The 21 year-old has made something of a habit of scoring in the FA Cup and after grabbing five goals in a midweek friendly against Tottenham, he once again displayed the knack he clearly has for finding the back of the net.
A third goal would arrive shortly before the break, as Lampard delivered a free-kick into a dangerous area, and Carlos Edwards flicked it beyond his own goalkeeper to compound Ipswich’s problems further.
For the hosts, however, the prospect of a pressure-free second half with the opportunity to play with confidence must have been an appealing one, and with a team full of energy and verve, they wasted no time after the restart.
Again it was Anelka involved, playing much higher up the pitch, and he added his name to the list of goalscorers after a quick one-two with Kalou before confidently dispatching the ball into the far corner from a tight angle.
Minutes later, the rout was well and truly on as Sturridge grabbed his second of the afternoon. Receiving the ball in space to the left side of the penalty spot, he took a touch to set himself before curling a beauty with his right foot into Fulop’s top corner.

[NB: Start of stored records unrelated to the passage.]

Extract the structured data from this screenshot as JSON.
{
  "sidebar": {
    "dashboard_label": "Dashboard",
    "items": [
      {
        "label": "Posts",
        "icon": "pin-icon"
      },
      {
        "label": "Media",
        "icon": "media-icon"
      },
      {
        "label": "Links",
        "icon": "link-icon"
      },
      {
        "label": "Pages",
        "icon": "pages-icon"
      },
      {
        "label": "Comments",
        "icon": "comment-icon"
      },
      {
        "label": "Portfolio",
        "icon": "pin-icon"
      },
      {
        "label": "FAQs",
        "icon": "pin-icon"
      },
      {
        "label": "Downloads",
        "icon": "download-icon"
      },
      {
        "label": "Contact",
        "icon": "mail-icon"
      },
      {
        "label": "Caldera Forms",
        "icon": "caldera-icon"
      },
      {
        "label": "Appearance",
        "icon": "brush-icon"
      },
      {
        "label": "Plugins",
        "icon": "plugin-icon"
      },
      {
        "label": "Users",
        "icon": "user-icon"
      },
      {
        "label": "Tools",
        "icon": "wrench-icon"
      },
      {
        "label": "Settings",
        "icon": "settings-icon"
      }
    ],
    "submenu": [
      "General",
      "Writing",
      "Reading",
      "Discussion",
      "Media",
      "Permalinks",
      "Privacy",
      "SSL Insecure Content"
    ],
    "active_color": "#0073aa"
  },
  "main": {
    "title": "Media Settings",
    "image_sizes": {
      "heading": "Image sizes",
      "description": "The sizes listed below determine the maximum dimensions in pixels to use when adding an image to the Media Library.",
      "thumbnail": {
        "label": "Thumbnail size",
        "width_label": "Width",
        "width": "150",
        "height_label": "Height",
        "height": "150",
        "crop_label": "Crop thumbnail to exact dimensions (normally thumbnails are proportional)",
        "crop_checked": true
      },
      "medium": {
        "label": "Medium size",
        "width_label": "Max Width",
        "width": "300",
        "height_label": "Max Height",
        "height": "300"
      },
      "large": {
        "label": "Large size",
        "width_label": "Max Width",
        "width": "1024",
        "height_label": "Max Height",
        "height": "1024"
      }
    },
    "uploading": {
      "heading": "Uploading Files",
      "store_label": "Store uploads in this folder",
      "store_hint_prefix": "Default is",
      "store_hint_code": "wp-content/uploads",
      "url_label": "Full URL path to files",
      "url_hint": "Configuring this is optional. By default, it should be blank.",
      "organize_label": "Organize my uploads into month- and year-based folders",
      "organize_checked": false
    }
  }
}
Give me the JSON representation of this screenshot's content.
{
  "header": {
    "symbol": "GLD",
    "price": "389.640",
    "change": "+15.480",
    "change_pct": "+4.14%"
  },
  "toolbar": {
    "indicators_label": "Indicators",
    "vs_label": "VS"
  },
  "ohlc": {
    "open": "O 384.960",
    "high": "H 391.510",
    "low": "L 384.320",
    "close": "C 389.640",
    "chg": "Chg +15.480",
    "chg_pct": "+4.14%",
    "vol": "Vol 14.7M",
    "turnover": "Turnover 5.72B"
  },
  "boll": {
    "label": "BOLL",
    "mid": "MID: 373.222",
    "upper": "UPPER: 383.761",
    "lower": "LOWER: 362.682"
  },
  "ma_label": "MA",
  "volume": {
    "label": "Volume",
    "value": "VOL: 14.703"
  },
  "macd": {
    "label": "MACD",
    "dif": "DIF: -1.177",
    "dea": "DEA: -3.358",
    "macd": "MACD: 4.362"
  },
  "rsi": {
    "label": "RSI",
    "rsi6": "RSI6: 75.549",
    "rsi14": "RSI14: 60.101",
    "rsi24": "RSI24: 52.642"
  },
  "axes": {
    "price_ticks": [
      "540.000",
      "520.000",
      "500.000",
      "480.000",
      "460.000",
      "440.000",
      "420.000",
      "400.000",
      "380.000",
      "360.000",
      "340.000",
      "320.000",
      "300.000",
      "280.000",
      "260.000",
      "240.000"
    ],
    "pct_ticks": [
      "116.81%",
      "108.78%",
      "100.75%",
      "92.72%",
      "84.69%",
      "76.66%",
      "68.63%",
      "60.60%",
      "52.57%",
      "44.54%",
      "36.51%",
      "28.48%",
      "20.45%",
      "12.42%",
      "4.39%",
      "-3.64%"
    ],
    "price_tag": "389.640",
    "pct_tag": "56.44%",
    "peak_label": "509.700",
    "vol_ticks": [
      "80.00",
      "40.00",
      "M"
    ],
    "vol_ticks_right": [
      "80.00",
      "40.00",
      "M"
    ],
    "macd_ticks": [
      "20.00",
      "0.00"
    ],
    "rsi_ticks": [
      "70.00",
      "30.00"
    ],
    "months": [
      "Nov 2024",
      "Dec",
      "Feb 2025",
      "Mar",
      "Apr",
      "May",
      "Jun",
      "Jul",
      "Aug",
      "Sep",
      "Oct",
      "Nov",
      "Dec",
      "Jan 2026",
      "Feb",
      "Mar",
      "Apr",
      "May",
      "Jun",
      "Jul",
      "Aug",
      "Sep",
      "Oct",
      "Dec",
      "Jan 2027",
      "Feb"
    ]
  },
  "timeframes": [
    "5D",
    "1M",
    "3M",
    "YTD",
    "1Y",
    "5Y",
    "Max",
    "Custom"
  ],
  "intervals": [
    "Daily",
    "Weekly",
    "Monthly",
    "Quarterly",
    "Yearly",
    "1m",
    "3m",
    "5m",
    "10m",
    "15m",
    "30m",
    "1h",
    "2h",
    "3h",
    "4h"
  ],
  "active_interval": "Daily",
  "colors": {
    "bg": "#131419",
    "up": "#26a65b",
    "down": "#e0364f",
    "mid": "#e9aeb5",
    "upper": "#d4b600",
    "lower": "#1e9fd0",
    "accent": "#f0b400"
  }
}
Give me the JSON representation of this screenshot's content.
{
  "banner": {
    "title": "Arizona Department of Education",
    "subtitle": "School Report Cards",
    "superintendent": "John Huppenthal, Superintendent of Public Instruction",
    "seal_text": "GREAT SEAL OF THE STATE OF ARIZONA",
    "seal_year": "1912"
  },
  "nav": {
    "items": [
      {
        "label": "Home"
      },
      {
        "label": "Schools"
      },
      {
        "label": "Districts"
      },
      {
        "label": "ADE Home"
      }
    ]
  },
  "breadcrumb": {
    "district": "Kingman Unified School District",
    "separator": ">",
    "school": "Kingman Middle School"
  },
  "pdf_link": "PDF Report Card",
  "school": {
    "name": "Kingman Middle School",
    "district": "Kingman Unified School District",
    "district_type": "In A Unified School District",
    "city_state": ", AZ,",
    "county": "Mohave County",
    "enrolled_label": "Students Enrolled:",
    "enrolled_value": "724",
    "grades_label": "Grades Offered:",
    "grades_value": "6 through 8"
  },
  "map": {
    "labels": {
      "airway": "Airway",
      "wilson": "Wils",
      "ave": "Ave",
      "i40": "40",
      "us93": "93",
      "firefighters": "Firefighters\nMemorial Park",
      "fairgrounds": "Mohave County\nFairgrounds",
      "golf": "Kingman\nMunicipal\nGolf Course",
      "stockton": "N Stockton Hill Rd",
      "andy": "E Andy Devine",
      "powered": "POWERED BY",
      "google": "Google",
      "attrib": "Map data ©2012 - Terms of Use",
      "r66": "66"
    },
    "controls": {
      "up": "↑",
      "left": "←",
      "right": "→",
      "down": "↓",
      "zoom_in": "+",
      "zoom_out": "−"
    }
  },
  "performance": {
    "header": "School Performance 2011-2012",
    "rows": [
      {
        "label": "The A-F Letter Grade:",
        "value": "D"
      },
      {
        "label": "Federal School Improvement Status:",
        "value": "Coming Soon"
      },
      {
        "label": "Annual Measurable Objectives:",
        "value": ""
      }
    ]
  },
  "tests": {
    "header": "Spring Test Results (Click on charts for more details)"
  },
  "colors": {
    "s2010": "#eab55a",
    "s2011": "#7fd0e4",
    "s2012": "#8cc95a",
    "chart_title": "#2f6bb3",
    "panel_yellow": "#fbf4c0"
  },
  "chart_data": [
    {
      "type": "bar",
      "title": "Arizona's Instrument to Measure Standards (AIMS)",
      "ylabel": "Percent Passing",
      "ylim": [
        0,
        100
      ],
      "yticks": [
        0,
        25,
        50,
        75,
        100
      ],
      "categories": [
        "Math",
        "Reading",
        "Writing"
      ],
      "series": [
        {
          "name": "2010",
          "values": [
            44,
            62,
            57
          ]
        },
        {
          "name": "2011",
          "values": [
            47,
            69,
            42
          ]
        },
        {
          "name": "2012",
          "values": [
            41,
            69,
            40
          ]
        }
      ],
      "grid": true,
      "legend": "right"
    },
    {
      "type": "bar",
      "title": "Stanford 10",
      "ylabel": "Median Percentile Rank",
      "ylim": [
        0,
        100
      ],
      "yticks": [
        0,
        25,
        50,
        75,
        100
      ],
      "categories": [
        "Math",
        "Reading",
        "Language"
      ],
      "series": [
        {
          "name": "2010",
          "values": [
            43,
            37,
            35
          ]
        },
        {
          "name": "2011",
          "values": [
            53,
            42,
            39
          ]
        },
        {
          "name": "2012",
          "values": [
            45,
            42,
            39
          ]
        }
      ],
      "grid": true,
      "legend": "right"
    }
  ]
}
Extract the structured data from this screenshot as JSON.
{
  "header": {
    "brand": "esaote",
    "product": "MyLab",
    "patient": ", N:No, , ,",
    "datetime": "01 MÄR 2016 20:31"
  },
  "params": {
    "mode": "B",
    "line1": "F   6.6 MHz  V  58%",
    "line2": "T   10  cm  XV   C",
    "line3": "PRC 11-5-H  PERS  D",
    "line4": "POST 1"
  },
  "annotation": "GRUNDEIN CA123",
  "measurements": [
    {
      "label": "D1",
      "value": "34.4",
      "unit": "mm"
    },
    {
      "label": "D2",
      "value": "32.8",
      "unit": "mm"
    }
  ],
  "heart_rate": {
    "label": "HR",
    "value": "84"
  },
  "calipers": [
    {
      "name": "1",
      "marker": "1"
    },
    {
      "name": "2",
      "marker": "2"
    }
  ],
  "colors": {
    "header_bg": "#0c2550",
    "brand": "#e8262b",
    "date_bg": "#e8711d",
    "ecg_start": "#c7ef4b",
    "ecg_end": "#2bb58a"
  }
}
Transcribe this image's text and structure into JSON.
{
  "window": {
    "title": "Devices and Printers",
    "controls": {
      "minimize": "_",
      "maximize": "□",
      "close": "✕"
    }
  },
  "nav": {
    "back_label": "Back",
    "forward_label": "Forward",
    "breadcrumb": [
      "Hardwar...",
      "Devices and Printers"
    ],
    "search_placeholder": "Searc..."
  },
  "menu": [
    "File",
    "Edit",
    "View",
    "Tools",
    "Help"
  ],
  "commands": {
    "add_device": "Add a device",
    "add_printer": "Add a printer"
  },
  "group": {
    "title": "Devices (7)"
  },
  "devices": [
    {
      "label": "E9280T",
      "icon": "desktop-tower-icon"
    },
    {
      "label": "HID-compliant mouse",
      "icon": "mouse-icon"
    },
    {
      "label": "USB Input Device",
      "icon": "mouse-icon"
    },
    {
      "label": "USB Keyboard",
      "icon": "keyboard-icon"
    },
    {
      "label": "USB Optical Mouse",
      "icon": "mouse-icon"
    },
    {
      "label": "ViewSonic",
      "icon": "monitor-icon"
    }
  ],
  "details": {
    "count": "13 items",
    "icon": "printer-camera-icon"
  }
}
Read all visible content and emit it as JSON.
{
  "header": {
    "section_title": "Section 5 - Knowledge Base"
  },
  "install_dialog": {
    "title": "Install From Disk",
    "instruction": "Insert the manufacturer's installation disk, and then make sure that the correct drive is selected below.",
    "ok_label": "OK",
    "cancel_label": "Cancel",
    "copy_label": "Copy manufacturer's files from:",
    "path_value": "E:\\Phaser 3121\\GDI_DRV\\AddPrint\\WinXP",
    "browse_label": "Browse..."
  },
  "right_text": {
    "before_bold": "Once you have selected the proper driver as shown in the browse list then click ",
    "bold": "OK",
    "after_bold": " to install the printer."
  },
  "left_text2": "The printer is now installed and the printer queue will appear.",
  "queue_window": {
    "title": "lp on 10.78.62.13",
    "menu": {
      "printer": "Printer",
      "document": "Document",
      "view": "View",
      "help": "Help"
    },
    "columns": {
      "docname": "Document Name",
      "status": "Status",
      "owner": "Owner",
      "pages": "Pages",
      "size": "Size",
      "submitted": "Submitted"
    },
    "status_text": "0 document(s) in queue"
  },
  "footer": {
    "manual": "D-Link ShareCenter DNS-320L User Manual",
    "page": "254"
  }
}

The Hungarian stopper had conceded seven on his last visit here for Sunderland during the 2009-10 season and was faring little better this time around.
Taking their foot off the gas with the game firmly in the bag, Gael Kakuta entered the match in relief of Kalou, whilst Jeffrey Bruma replaced compatriot van Aanholt, who suffered an injury.
Even at a gear or two below their best, you sensed Chelsea still had the capacity to score at will, and in the closing stages added considerable gloss to the scoreline.
Kakuta’s corner was poor, but the near-post clearance was poorer, finding Lampard on the edge of the area. He was afforded time and space to get a shot off, and Fulop was rooted to the spot as the ball crashed into the back of the net.
For the second time in the match, the Blues would grab two goals in the space of a minute, as Lampard doubled his official tally for the day. Neat approach work involving Kakuta and McEachran released Ivanovic inside the box, and he squared for the easy finish from close range.
Kakuta might well have made it eight, but he was denied a first career goal by a rare save from Fulop.
Instead, Chelsea settled for seven, the sixth such time they have scored at least that number in the last twelve months. Perspective must be kept with regards to the opponent and the circumstances, but there were many positives to take from the match.
Subtle team changes allowed fresher, perhaps more confident players to come into the side and it manifested itself in a display which was of high tempo, tenacity and creativity.
Anelka looked much more effective playing further up the pitch, often in the middle, whilst Sturridge once again showed he is at his most effective inside the box and not stuck out on the wings.
Ramires had another very industrious and effective game in the middle of the park as he grows into quite the contributor, and both McEachran and van Aanholt can be pleased with positive displays as well.
The Fourth Round draw brings a trip to Everton. Que sera sera….?
Chelsea: Cech; Bosingwa, Ivanovic, Terry (c), van Aanholt (Bruma 70); McEachran, Ramires, Lampard; Kalou (Kakuta 55), Anelka, Sturridge
Subs Not Used: Hilário, Drogba, Essien, Malouda, Ferreira
Goals: Kalou 32, Sturridge 33, 52, Edwards 41 og, Anelka 49, Lampard 78, 79